═════ THE DATA
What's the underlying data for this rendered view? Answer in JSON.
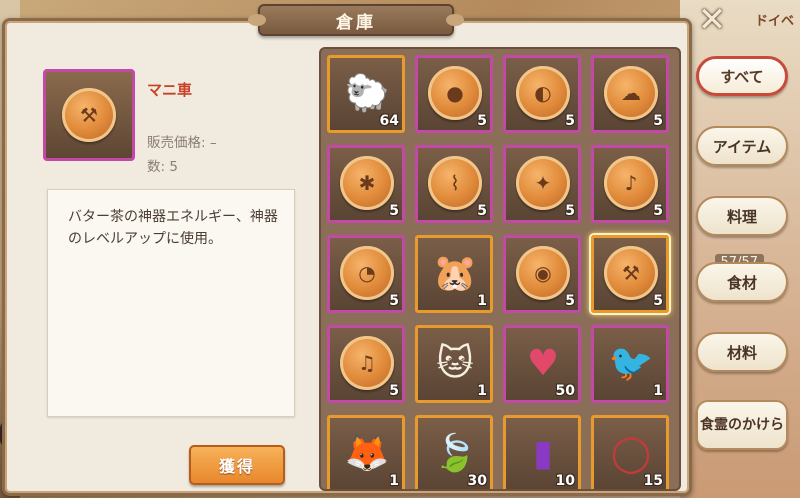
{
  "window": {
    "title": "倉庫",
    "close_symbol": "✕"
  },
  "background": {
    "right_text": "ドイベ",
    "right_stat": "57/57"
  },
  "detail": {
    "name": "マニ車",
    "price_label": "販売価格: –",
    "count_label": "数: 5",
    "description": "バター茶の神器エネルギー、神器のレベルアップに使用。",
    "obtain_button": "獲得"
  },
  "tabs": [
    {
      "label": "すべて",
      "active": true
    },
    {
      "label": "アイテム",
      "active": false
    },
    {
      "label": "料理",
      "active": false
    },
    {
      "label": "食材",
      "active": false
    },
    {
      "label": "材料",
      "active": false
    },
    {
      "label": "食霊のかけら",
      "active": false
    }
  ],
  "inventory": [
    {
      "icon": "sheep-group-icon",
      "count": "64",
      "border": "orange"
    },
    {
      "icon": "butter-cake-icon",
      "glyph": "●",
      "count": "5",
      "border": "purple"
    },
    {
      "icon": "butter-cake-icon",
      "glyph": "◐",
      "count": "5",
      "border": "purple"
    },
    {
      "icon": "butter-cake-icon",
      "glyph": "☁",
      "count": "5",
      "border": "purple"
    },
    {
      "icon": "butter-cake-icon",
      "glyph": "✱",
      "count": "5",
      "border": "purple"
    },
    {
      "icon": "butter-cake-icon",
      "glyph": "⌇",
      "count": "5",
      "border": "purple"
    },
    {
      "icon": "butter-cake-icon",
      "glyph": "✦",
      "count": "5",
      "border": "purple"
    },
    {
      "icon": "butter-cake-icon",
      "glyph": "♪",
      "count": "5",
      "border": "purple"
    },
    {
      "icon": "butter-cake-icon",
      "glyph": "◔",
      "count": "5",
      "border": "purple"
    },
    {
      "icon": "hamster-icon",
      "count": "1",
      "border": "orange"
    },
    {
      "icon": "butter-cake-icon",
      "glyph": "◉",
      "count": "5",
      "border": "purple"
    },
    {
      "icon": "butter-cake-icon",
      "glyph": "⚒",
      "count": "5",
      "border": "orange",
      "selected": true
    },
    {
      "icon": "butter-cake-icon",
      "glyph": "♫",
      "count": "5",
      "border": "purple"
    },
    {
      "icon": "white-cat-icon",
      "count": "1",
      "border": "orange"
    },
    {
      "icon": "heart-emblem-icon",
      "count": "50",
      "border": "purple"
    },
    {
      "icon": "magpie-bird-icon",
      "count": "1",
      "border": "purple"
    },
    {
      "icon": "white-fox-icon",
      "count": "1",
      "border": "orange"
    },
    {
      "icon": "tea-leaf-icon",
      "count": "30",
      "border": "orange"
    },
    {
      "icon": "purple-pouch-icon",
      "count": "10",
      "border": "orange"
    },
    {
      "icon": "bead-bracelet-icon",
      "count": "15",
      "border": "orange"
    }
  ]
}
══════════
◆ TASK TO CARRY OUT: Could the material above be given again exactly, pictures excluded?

◆ OUTPUT:
What's the underlying data for this rendered view? Answer in JSON.
{
  "window": {
    "title": "倉庫",
    "close_symbol": "✕"
  },
  "background": {
    "right_text": "ドイベ",
    "right_stat": "57/57"
  },
  "detail": {
    "name": "マニ車",
    "price_label": "販売価格: –",
    "count_label": "数: 5",
    "description": "バター茶の神器エネルギー、神器のレベルアップに使用。",
    "obtain_button": "獲得"
  },
  "tabs": [
    {
      "label": "すべて",
      "active": true
    },
    {
      "label": "アイテム",
      "active": false
    },
    {
      "label": "料理",
      "active": false
    },
    {
      "label": "食材",
      "active": false
    },
    {
      "label": "材料",
      "active": false
    },
    {
      "label": "食霊のかけら",
      "active": false
    }
  ],
  "inventory": [
    {
      "icon": "sheep-group-icon",
      "count": "64",
      "border": "orange"
    },
    {
      "icon": "butter-cake-icon",
      "glyph": "●",
      "count": "5",
      "border": "purple"
    },
    {
      "icon": "butter-cake-icon",
      "glyph": "◐",
      "count": "5",
      "border": "purple"
    },
    {
      "icon": "butter-cake-icon",
      "glyph": "☁",
      "count": "5",
      "border": "purple"
    },
    {
      "icon": "butter-cake-icon",
      "glyph": "✱",
      "count": "5",
      "border": "purple"
    },
    {
      "icon": "butter-cake-icon",
      "glyph": "⌇",
      "count": "5",
      "border": "purple"
    },
    {
      "icon": "butter-cake-icon",
      "glyph": "✦",
      "count": "5",
      "border": "purple"
    },
    {
      "icon": "butter-cake-icon",
      "glyph": "♪",
      "count": "5",
      "border": "purple"
    },
    {
      "icon": "butter-cake-icon",
      "glyph": "◔",
      "count": "5",
      "border": "purple"
    },
    {
      "icon": "hamster-icon",
      "count": "1",
      "border": "orange"
    },
    {
      "icon": "butter-cake-icon",
      "glyph": "◉",
      "count": "5",
      "border": "purple"
    },
    {
      "icon": "butter-cake-icon",
      "glyph": "⚒",
      "count": "5",
      "border": "orange",
      "selected": true
    },
    {
      "icon": "butter-cake-icon",
      "glyph": "♫",
      "count": "5",
      "border": "purple"
    },
    {
      "icon": "white-cat-icon",
      "count": "1",
      "border": "orange"
    },
    {
      "icon": "heart-emblem-icon",
      "count": "50",
      "border": "purple"
    },
    {
      "icon": "magpie-bird-icon",
      "count": "1",
      "border": "purple"
    },
    {
      "icon": "white-fox-icon",
      "count": "1",
      "border": "orange"
    },
    {
      "icon": "tea-leaf-icon",
      "count": "30",
      "border": "orange"
    },
    {
      "icon": "purple-pouch-icon",
      "count": "10",
      "border": "orange"
    },
    {
      "icon": "bead-bracelet-icon",
      "count": "15",
      "border": "orange"
    }
  ]
}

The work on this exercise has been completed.